Instructions for the task
The data below is to be set down again exactly as written.

[Web page and app entries]
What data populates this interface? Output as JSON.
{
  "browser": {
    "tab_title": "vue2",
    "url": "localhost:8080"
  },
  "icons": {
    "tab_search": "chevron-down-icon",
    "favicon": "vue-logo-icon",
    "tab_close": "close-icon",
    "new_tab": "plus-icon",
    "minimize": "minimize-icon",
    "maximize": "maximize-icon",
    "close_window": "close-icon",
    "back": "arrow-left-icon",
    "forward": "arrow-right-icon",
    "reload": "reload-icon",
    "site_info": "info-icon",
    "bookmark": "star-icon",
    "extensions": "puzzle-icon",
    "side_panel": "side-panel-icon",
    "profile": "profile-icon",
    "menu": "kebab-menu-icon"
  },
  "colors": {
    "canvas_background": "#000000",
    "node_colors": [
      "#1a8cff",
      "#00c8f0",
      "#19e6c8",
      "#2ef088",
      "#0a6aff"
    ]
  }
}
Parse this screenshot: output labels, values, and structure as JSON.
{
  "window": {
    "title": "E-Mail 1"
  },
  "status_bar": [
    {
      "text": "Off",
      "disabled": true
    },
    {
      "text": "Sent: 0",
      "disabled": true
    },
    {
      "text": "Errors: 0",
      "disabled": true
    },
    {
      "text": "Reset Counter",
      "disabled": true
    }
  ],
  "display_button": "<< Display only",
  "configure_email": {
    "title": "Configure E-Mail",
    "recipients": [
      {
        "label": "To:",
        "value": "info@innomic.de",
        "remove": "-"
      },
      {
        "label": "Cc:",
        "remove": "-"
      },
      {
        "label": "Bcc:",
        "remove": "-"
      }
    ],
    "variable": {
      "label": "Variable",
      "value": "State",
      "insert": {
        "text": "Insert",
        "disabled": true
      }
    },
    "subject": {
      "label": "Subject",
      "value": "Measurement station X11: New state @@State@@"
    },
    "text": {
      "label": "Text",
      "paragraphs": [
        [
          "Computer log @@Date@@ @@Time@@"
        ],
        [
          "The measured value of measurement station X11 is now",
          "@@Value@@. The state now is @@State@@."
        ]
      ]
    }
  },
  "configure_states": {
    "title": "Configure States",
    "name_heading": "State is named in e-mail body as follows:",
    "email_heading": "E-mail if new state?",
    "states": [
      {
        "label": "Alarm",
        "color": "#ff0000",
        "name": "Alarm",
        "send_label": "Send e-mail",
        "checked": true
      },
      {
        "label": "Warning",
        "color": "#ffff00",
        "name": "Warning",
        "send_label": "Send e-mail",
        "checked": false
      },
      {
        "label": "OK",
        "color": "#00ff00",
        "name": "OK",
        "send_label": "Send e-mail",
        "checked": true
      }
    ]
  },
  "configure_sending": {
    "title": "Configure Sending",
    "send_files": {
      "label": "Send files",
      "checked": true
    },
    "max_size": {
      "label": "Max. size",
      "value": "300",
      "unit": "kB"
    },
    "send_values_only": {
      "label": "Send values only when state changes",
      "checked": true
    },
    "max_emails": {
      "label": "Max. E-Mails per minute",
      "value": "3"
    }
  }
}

Expected answer
What data populates this interface? Output as JSON.
{
  "browser": {
    "tab_title": "vue2",
    "url": "localhost:8080"
  },
  "icons": {
    "tab_search": "chevron-down-icon",
    "favicon": "vue-logo-icon",
    "tab_close": "close-icon",
    "new_tab": "plus-icon",
    "minimize": "minimize-icon",
    "maximize": "maximize-icon",
    "close_window": "close-icon",
    "back": "arrow-left-icon",
    "forward": "arrow-right-icon",
    "reload": "reload-icon",
    "site_info": "info-icon",
    "bookmark": "star-icon",
    "extensions": "puzzle-icon",
    "side_panel": "side-panel-icon",
    "profile": "profile-icon",
    "menu": "kebab-menu-icon"
  },
  "colors": {
    "canvas_background": "#000000",
    "node_colors": [
      "#1a8cff",
      "#00c8f0",
      "#19e6c8",
      "#2ef088",
      "#0a6aff"
    ]
  }
}
Parse this screenshot: output labels, values, and structure as JSON.
{
  "window": {
    "title": "E-Mail 1"
  },
  "status_bar": [
    {
      "text": "Off",
      "disabled": true
    },
    {
      "text": "Sent: 0",
      "disabled": true
    },
    {
      "text": "Errors: 0",
      "disabled": true
    },
    {
      "text": "Reset Counter",
      "disabled": true
    }
  ],
  "display_button": "<< Display only",
  "configure_email": {
    "title": "Configure E-Mail",
    "recipients": [
      {
        "label": "To:",
        "value": "info@innomic.de",
        "remove": "-"
      },
      {
        "label": "Cc:",
        "remove": "-"
      },
      {
        "label": "Bcc:",
        "remove": "-"
      }
    ],
    "variable": {
      "label": "Variable",
      "value": "State",
      "insert": {
        "text": "Insert",
        "disabled": true
      }
    },
    "subject": {
      "label": "Subject",
      "value": "Measurement station X11: New state @@State@@"
    },
    "text": {
      "label": "Text",
      "paragraphs": [
        [
          "Computer log @@Date@@ @@Time@@"
        ],
        [
          "The measured value of measurement station X11 is now",
          "@@Value@@. The state now is @@State@@."
        ]
      ]
    }
  },
  "configure_states": {
    "title": "Configure States",
    "name_heading": "State is named in e-mail body as follows:",
    "email_heading": "E-mail if new state?",
    "states": [
      {
        "label": "Alarm",
        "color": "#ff0000",
        "name": "Alarm",
        "send_label": "Send e-mail",
        "checked": true
      },
      {
        "label": "Warning",
        "color": "#ffff00",
        "name": "Warning",
        "send_label": "Send e-mail",
        "checked": false
      },
      {
        "label": "OK",
        "color": "#00ff00",
        "name": "OK",
        "send_label": "Send e-mail",
        "checked": true
      }
    ]
  },
  "configure_sending": {
    "title": "Configure Sending",
    "send_files": {
      "label": "Send files",
      "checked": true
    },
    "max_size": {
      "label": "Max. size",
      "value": "300",
      "unit": "kB"
    },
    "send_values_only": {
      "label": "Send values only when state changes",
      "checked": true
    },
    "max_emails": {
      "label": "Max. E-Mails per minute",
      "value": "3"
    }
  }
}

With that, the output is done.